Mercifully receive, O Lord, these offerings, by which thou art pleased to be appeased, and in thy powerful goodness to restore our salvation. Through, etc.

The other Secrets, as on page 130.

An unflagging hope ever accompanies the admirable patience of holy Church. Persecutions, be they ever so fierce or long, never interrupt her prayer for, as the Communion expresses it, she keeps in her heart a faithful recollection of the word of salvation that was given her by God.


In salutari tuo anima mea, et in verbum tuum speravi : quando facies de persequentibus me judicium? Iniqui persecuti sunt me : adjuva me, Domine Deus meus.

My soul hath looked to be saved by thee, and hath relied on thy word: when wilt thou judge them that persecute me? The wicked ones have persecuted me: help me, O Lord my God!

Now that we have been nourished by the food of immortality, let us live on it, with all the sincerity of a soul that is made pure.


Immortalitatis alimoniam consecuti, quæsumus Domine : ut quod ore percepimus, pura mente sectemur. Per Dominum.

Having received the food of immortality, we beseech thee, O Lord, that what we have taken with our mouths, we may receive with a pure mind. Through, etc.

The other Postcommunions, as on page 131.




The psalms, capitulum, hymn, and versicle, as above, pages 71-81.

Antiphon of the Magnificat

Serve nequam, omne debitum dimisi tibi, quoniam rogasti me : nonne ergo oportuit et te misereri conservi tui, sicut et ego tui misertus sum? Alleluia.


Familiam tuam, quæsumus Domine, continua pietate custodi : ut a cunctis adversitatibus, te protegente, sit libera : et in bonis actibus tuo nomini sit devota. Per Dominum.
Thou wicked servant I I forgave thee all the debt, because thou besoughtest me : shouldst not thou, then, have had compassion also on thy fellow-servant, even as I had compassion on thee? Alleluia.

Let us Pray.

Preserve thy family, O Lord, we beseech thee, by thy constant mercy : that, under thy protection, it may be freed from all adversities, and be devoted to thy name in the practice of good works. Through, etc.

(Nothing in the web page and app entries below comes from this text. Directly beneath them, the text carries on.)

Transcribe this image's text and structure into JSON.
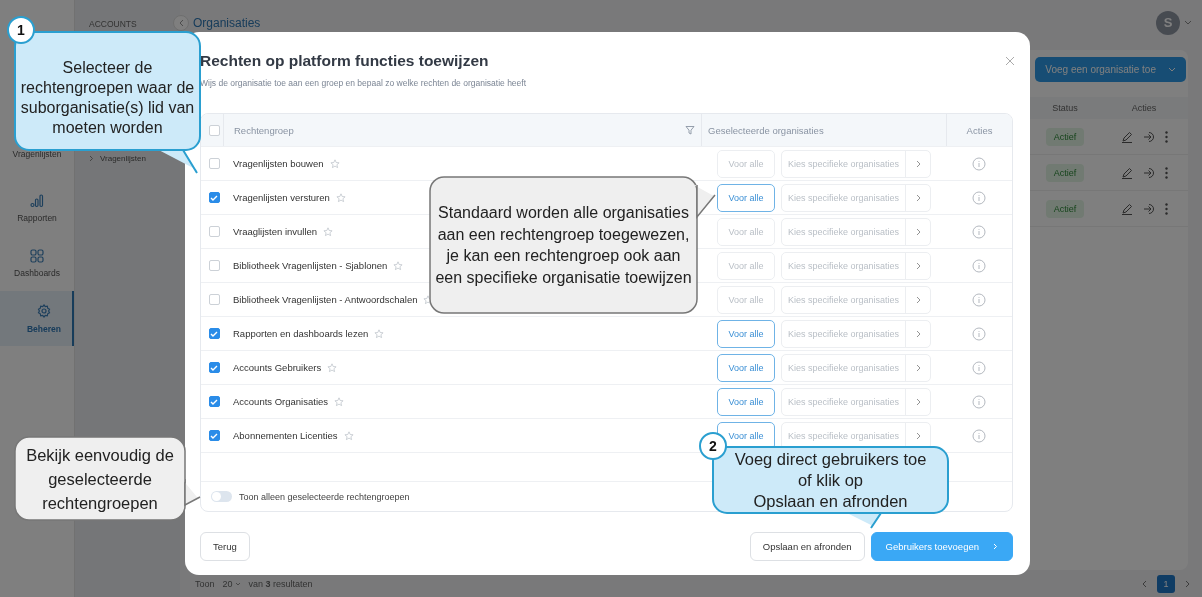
{
  "app_sidebar": {
    "items": [
      {
        "label": "Vragenlijsten",
        "selected": false
      },
      {
        "label": "Rapporten",
        "selected": false
      },
      {
        "label": "Dashboards",
        "selected": false
      },
      {
        "label": "Beheren",
        "selected": true
      }
    ]
  },
  "sub_nav": {
    "section": "ACCOUNTS",
    "items": [
      {
        "label": "Vragenlijsten"
      }
    ]
  },
  "breadcrumb": {
    "current": "Organisaties"
  },
  "user": {
    "initial": "S"
  },
  "organisations": {
    "add_button": "Voeg een organisatie toe",
    "columns": [
      "Status",
      "Acties"
    ],
    "rows": [
      {
        "status": "Actief"
      },
      {
        "status": "Actief"
      },
      {
        "status": "Actief"
      }
    ]
  },
  "list_footer": {
    "show_label": "Toon",
    "page_size": "20",
    "results": "van **3** resultaten",
    "pages": [
      {
        "label": "1",
        "selected": true
      }
    ]
  },
  "modal": {
    "title": "Rechten op platform functies toewijzen",
    "subtitle": "Wijs de organisatie toe aan een groep en bepaal zo welke rechten de organisatie heeft",
    "table": {
      "columns": [
        "Rechtengroep",
        "Geselecteerde organisaties",
        "Acties"
      ],
      "all_checked": false,
      "rows": [
        {
          "name": "Vragenlijsten bouwen",
          "checked": false,
          "for_all": "Voor alle",
          "for_all_selected": false,
          "specific": "Kies specifieke organisaties"
        },
        {
          "name": "Vragenlijsten versturen",
          "checked": true,
          "for_all": "Voor alle",
          "for_all_selected": true,
          "specific": "Kies specifieke organisaties"
        },
        {
          "name": "Vraaglijsten invullen",
          "checked": false,
          "for_all": "Voor alle",
          "for_all_selected": false,
          "specific": "Kies specifieke organisaties"
        },
        {
          "name": "Bibliotheek Vragenlijsten - Sjablonen",
          "checked": false,
          "for_all": "Voor alle",
          "for_all_selected": false,
          "specific": "Kies specifieke organisaties"
        },
        {
          "name": "Bibliotheek Vragenlijsten - Antwoordschalen",
          "checked": false,
          "for_all": "Voor alle",
          "for_all_selected": false,
          "specific": "Kies specifieke organisaties"
        },
        {
          "name": "Rapporten en dashboards lezen",
          "checked": true,
          "for_all": "Voor alle",
          "for_all_selected": true,
          "specific": "Kies specifieke organisaties"
        },
        {
          "name": "Accounts Gebruikers",
          "checked": true,
          "for_all": "Voor alle",
          "for_all_selected": true,
          "specific": "Kies specifieke organisaties"
        },
        {
          "name": "Accounts Organisaties",
          "checked": true,
          "for_all": "Voor alle",
          "for_all_selected": true,
          "specific": "Kies specifieke organisaties"
        },
        {
          "name": "Abonnementen Licenties",
          "checked": true,
          "for_all": "Voor alle",
          "for_all_selected": true,
          "specific": "Kies specifieke organisaties"
        }
      ]
    },
    "filter_toggle": {
      "label": "Toon alleen geselecteerde rechtengroepen",
      "on": false
    },
    "buttons": [
      {
        "label": "Terug",
        "kind": "secondary"
      },
      {
        "label": "Opslaan en afronden",
        "kind": "secondary"
      },
      {
        "label": "Gebruikers toevoegen",
        "kind": "primary"
      }
    ]
  },
  "callouts": [
    {
      "kind": "blue",
      "number": "1",
      "text": "Selecteer de rechtengroepen waar de suborganisatie(s) lid van moeten worden"
    },
    {
      "kind": "gray",
      "text": "Standaard worden alle organisaties aan een rechtengroep toegewezen, je kan een rechtengroep ook aan een specifieke organisatie toewijzen"
    },
    {
      "kind": "gray",
      "text": "Bekijk eenvoudig de geselecteerde rechtengroepen"
    },
    {
      "kind": "blue",
      "number": "2",
      "text": "Voeg direct gebruikers toe\nof klik op\nOpslaan en afronden"
    }
  ]
}
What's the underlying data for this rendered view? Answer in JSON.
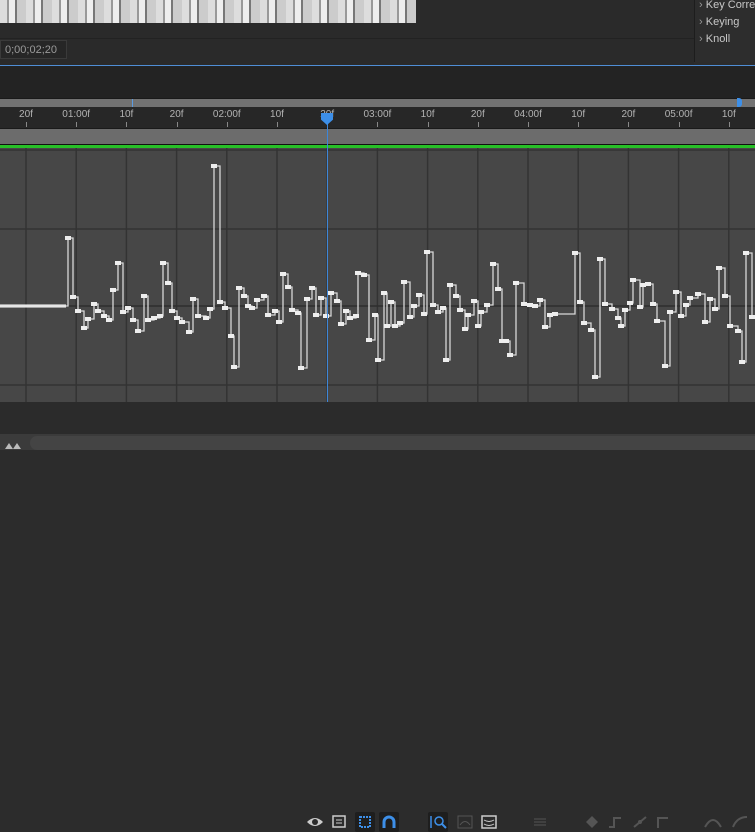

[1] See above, pp. 6, 7.
[2] Dur., Ration., vi. 138.
[3] Esth. xiii. 9-11.
[4] Deut. xxiv. 5.
[5] Job vii. 1.
[6] Ps. xxiii. 8.
[7] Pa. xliv.
[8] Cant. iv. 4.
[9] Ibid. vii. i.
[10] Ibid. vi. 9.
[11] Ibid. iv. 4.
[12] Ibid. iii. 7.
[13] Ibid. iv. 6.
[14] Apoc. xxi. 9, 23.
[15] Eph. v. 16.
[16] Resp. Libera me.
[17] 2 Tim. iv. 7.
[18] Apoc. ii. 11.
[19] 2 Tim. iv. 8.
[20] Apoc. xx. 6.
[21] Ibid. iii. 21.
[22] Cant. viii. 5.
[23] Isa, xi. 5.
[24] Ibid. lix. 17.
[25] Wisd. v. 19.
[26] Ibid. 20.
[27] Apoc. ii. 16.
[28] St. Matt. iv. 1-11.
[29] 1 St. John v. 4.
[30] 2 Tim. iv. 7.
[31] 1 Tim. vi. 12.
[32] St. Chrys., Hom, xxii., in ep. ad Eph.
[33] Rom viii. 19.
[34] 2 St. Pet. i. 19.
[35] Rom. xvi. 20.
[36] St. Luke x. 18.
[37] Apoc. xii. 7.
[38] 1 Thess. iv. 14-16.
[39] Seq. Dies irœ.
[40] St. Matt. vi. 12.
[41] St. Aug., Serm. lxxxiii.
[42] St. Chrys., in ep. ad Eph., Hom. xvii. 1.
[43] Prov. xxiv. 16.
[44] St. Matt. vi. 9.
[45] Eph. iv. 32; v. 1.
[46] St. Chrys., in ep. ad Eph., Hom. xiv. 3.
[47] Amal., De eccl. Off., L. iii., c. 39.